● **WHAT YOU NEED TO DO**
Each line of the records below that holds "title" should be returned.

● **EXERCISE INPUTS**
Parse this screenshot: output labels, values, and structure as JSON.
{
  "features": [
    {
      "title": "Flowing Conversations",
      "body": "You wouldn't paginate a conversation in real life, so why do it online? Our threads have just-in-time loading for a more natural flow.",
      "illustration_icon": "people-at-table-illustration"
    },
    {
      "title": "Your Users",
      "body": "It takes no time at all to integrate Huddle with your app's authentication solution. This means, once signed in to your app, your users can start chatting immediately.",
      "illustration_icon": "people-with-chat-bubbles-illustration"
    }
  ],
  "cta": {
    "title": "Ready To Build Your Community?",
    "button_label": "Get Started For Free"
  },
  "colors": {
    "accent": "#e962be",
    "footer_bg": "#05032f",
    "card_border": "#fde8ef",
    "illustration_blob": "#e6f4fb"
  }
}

● **RESULT OF THE EXERCISE**
      "title": "Flowing Conversations",
      "title": "Your Users",
    "title": "Ready To Build Your Community?",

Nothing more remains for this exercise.